On 30 November, the private members motion raised by the Hon. Tammy Franks (Member of the South Australian Legislative Council) on HIV treatment was passed in the Legislative Council with support by the South Australia government, thereby making milestone progress towards the implementation of PrEP access in South Australia. The statement below is from the Hon. G.E. Gago (Minister for Employment) via Hansard:

"On behalf of the [South Australia] government, I rise to support this motion, and congratulate the government on its announcement earlier today that South Australians at high risk of contracting HIV will be able to take part in the trial of PrEP (or pre-exposure prophylaxis).

Without doubt, PrEP is a game-changer and expanding access will be integral in reaching the goal of no new HIV infections. South Australia's participation in this trial is a proactive measure which has both emotional and financial benefits for those in high-risk groups. It also provides benefits to our state by helping reduce the rate of infection and, of course, the huge costs associated with treating those with a HIV infection. The government is committed to providing the very best possible health care for all South Australians, and our participation in the trial is yet another example of this, with other states, including Victoria, New South Wales and Queensland, also taking part in this trial.

The government rises to support this important motion and congratulates the Hon. Tammy Franks for providing leadership on this particular policy matter."

South Australian Premier Jay Weatherill said, "This is an important new trial for prevention medication for HIV. It will provide those South Australians living at risk of transmitting HIV with access to an additional effective prevention method," adding that, "The State Government is committed to providing the best possible health care for South Australians and our impending trial of this valuable medication is another example of this."

ASHM President, Professor Mark Boyd, who is also Chair of Medicine at Lyell McEwin Hospital, University of Adelaide,  congratulated the South Australian government: "Building on the catalytic dialogue  during the 2016 Australasian HIV&AIDS conference recently held in Adelaide, the government, in partnership with community advocates, public health and  research experts, has taken a very much needed and hugely welcome step in providing this proven and highly effective public health intervention to most-at-risk South Australians".

See also:  Media Release - SA announces HIV prevention drug trial on 29 November 2016


Further afield in our Region

Levinia Crooks, ASHM CEO, is currently in Singapore at the Asia Pacific HIV Practice Course – a training course designed to improve the knowledge and skills of Health Care Workers within the HIV sector throughout the Asia and Pacific Regions. The course, held in conjunction with the 10th Singapore AIDS Conference at the National University Hospital, has 45 course attendees in a comprehensive program that includes sessions on Stigma and Discrimination, some presented by Levinia.

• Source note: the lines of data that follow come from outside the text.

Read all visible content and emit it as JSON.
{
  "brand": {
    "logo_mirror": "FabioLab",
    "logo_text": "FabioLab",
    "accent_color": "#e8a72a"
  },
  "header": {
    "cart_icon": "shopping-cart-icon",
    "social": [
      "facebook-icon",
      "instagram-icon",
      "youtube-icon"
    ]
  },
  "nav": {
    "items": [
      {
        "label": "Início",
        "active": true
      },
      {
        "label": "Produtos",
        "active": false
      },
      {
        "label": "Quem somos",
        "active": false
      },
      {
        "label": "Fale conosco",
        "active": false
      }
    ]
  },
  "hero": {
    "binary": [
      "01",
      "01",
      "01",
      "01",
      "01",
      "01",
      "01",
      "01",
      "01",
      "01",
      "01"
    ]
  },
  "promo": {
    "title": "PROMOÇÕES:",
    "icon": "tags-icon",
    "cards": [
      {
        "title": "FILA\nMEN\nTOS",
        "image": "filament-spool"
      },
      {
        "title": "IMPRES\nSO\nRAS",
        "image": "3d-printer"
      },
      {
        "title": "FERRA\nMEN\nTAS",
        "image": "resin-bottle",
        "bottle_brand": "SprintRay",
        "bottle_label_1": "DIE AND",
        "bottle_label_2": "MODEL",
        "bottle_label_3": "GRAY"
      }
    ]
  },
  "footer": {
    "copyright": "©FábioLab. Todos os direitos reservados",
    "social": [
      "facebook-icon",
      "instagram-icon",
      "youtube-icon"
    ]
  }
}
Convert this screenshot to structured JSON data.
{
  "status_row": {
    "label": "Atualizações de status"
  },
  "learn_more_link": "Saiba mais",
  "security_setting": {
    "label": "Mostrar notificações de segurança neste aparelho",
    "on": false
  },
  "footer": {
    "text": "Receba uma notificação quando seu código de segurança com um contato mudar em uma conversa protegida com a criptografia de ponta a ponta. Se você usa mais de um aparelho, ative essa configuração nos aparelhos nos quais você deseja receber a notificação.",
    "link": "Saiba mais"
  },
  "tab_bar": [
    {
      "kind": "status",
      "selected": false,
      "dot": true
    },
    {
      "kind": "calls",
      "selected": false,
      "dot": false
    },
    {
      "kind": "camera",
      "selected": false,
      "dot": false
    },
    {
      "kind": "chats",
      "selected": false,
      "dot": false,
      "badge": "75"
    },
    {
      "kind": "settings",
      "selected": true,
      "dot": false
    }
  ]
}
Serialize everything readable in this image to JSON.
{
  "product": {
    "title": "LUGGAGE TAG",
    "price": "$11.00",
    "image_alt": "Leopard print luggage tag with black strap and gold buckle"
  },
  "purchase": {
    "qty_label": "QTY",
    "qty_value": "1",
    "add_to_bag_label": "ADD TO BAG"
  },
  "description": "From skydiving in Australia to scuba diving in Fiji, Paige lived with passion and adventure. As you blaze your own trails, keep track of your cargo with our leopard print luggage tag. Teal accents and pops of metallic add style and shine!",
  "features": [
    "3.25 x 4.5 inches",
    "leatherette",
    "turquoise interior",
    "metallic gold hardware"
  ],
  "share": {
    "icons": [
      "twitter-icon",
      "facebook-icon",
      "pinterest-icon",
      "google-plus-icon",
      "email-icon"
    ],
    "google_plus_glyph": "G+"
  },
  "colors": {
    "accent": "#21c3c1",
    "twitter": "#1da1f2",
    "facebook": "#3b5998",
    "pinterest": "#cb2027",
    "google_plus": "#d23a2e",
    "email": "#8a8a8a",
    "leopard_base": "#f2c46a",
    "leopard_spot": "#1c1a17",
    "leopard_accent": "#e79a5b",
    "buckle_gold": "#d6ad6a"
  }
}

Mark Boyd will be speaking at the launch of the nascent Hong Kong HIV society this weekend. This is a great development for Hong Kong and one which has been encouraged through the Regional Professional Societies Network in collaboration with ASHM.